[Web page and app entries]

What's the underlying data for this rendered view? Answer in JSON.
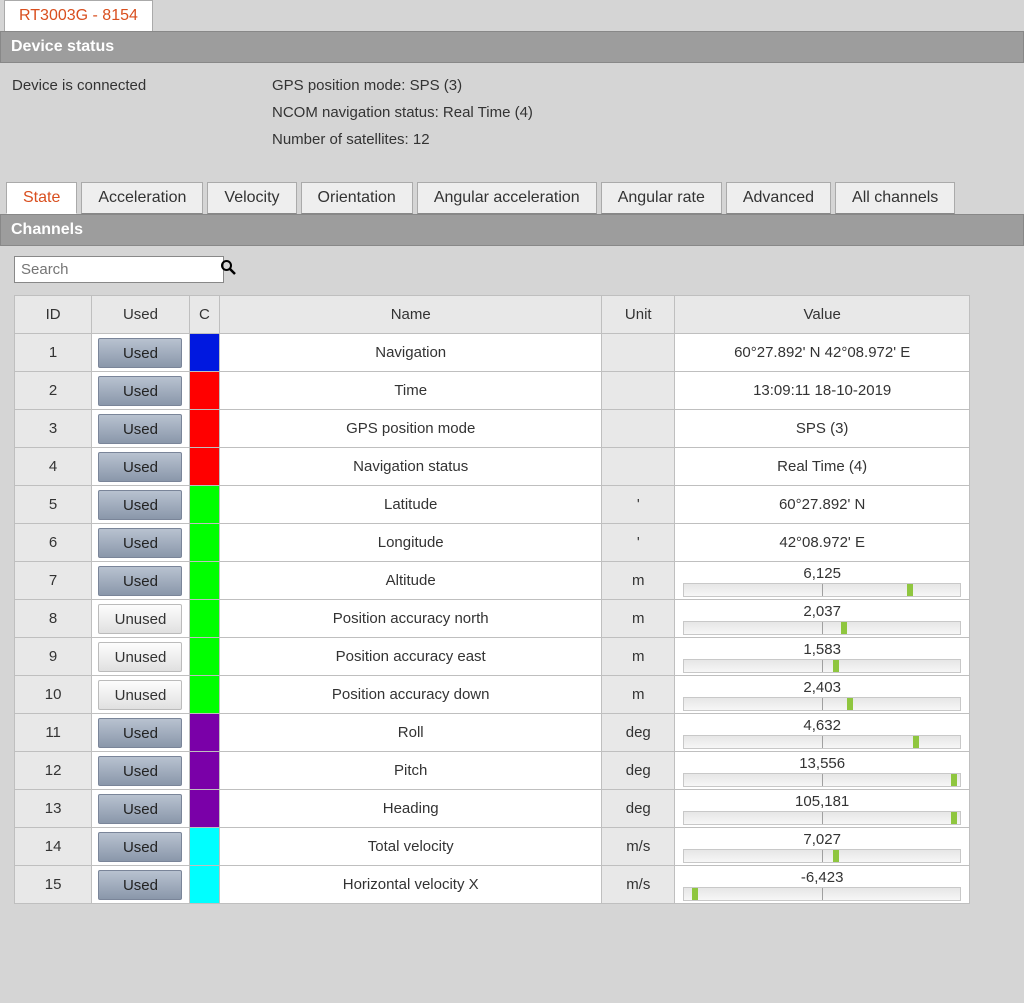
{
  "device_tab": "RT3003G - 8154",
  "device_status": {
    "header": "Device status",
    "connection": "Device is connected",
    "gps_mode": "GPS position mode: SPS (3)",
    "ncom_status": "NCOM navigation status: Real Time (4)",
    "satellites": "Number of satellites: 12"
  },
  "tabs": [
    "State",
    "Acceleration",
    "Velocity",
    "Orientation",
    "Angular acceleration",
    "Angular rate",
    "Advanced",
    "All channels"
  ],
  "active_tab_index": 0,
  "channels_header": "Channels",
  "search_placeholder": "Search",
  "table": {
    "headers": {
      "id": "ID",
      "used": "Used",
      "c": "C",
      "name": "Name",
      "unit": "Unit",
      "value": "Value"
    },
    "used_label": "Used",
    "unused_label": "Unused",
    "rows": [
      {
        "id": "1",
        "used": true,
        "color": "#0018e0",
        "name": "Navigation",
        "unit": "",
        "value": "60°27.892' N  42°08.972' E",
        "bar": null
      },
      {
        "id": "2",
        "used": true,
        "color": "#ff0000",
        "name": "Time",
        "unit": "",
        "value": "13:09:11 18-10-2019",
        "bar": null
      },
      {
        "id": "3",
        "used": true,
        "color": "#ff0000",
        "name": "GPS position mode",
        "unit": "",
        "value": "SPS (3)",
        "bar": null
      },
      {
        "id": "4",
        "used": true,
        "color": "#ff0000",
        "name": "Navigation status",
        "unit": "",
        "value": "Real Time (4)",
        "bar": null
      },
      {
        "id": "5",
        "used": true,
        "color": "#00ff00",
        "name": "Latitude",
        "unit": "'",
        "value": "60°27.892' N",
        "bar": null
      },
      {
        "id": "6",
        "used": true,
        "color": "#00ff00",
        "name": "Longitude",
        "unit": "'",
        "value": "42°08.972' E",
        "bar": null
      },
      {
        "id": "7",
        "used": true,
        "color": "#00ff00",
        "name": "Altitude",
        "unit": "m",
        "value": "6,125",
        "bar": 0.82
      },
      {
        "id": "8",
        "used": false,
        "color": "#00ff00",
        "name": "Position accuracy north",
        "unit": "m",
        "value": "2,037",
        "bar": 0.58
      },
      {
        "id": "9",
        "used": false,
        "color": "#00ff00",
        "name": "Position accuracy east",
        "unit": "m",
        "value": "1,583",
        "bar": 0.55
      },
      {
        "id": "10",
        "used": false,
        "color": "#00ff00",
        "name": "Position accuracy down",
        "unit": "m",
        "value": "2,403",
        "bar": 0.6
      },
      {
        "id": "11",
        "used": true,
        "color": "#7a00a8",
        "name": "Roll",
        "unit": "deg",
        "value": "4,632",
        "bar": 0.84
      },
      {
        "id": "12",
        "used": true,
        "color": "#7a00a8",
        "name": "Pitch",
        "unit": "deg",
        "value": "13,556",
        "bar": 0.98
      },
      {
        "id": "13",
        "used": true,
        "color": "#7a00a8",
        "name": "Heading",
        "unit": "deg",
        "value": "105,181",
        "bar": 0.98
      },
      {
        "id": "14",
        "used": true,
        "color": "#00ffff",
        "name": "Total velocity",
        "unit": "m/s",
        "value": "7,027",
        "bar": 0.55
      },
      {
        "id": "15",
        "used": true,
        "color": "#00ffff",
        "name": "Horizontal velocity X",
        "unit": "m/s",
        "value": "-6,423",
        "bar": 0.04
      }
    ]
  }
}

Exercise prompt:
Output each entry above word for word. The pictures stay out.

Your solution:
What's the underlying data for this rendered view? Answer in JSON.
{
  "device_tab": "RT3003G - 8154",
  "device_status": {
    "header": "Device status",
    "connection": "Device is connected",
    "gps_mode": "GPS position mode: SPS (3)",
    "ncom_status": "NCOM navigation status: Real Time (4)",
    "satellites": "Number of satellites: 12"
  },
  "tabs": [
    "State",
    "Acceleration",
    "Velocity",
    "Orientation",
    "Angular acceleration",
    "Angular rate",
    "Advanced",
    "All channels"
  ],
  "active_tab_index": 0,
  "channels_header": "Channels",
  "search_placeholder": "Search",
  "table": {
    "headers": {
      "id": "ID",
      "used": "Used",
      "c": "C",
      "name": "Name",
      "unit": "Unit",
      "value": "Value"
    },
    "used_label": "Used",
    "unused_label": "Unused",
    "rows": [
      {
        "id": "1",
        "used": true,
        "color": "#0018e0",
        "name": "Navigation",
        "unit": "",
        "value": "60°27.892' N  42°08.972' E",
        "bar": null
      },
      {
        "id": "2",
        "used": true,
        "color": "#ff0000",
        "name": "Time",
        "unit": "",
        "value": "13:09:11 18-10-2019",
        "bar": null
      },
      {
        "id": "3",
        "used": true,
        "color": "#ff0000",
        "name": "GPS position mode",
        "unit": "",
        "value": "SPS (3)",
        "bar": null
      },
      {
        "id": "4",
        "used": true,
        "color": "#ff0000",
        "name": "Navigation status",
        "unit": "",
        "value": "Real Time (4)",
        "bar": null
      },
      {
        "id": "5",
        "used": true,
        "color": "#00ff00",
        "name": "Latitude",
        "unit": "'",
        "value": "60°27.892' N",
        "bar": null
      },
      {
        "id": "6",
        "used": true,
        "color": "#00ff00",
        "name": "Longitude",
        "unit": "'",
        "value": "42°08.972' E",
        "bar": null
      },
      {
        "id": "7",
        "used": true,
        "color": "#00ff00",
        "name": "Altitude",
        "unit": "m",
        "value": "6,125",
        "bar": 0.82
      },
      {
        "id": "8",
        "used": false,
        "color": "#00ff00",
        "name": "Position accuracy north",
        "unit": "m",
        "value": "2,037",
        "bar": 0.58
      },
      {
        "id": "9",
        "used": false,
        "color": "#00ff00",
        "name": "Position accuracy east",
        "unit": "m",
        "value": "1,583",
        "bar": 0.55
      },
      {
        "id": "10",
        "used": false,
        "color": "#00ff00",
        "name": "Position accuracy down",
        "unit": "m",
        "value": "2,403",
        "bar": 0.6
      },
      {
        "id": "11",
        "used": true,
        "color": "#7a00a8",
        "name": "Roll",
        "unit": "deg",
        "value": "4,632",
        "bar": 0.84
      },
      {
        "id": "12",
        "used": true,
        "color": "#7a00a8",
        "name": "Pitch",
        "unit": "deg",
        "value": "13,556",
        "bar": 0.98
      },
      {
        "id": "13",
        "used": true,
        "color": "#7a00a8",
        "name": "Heading",
        "unit": "deg",
        "value": "105,181",
        "bar": 0.98
      },
      {
        "id": "14",
        "used": true,
        "color": "#00ffff",
        "name": "Total velocity",
        "unit": "m/s",
        "value": "7,027",
        "bar": 0.55
      },
      {
        "id": "15",
        "used": true,
        "color": "#00ffff",
        "name": "Horizontal velocity X",
        "unit": "m/s",
        "value": "-6,423",
        "bar": 0.04
      }
    ]
  }
}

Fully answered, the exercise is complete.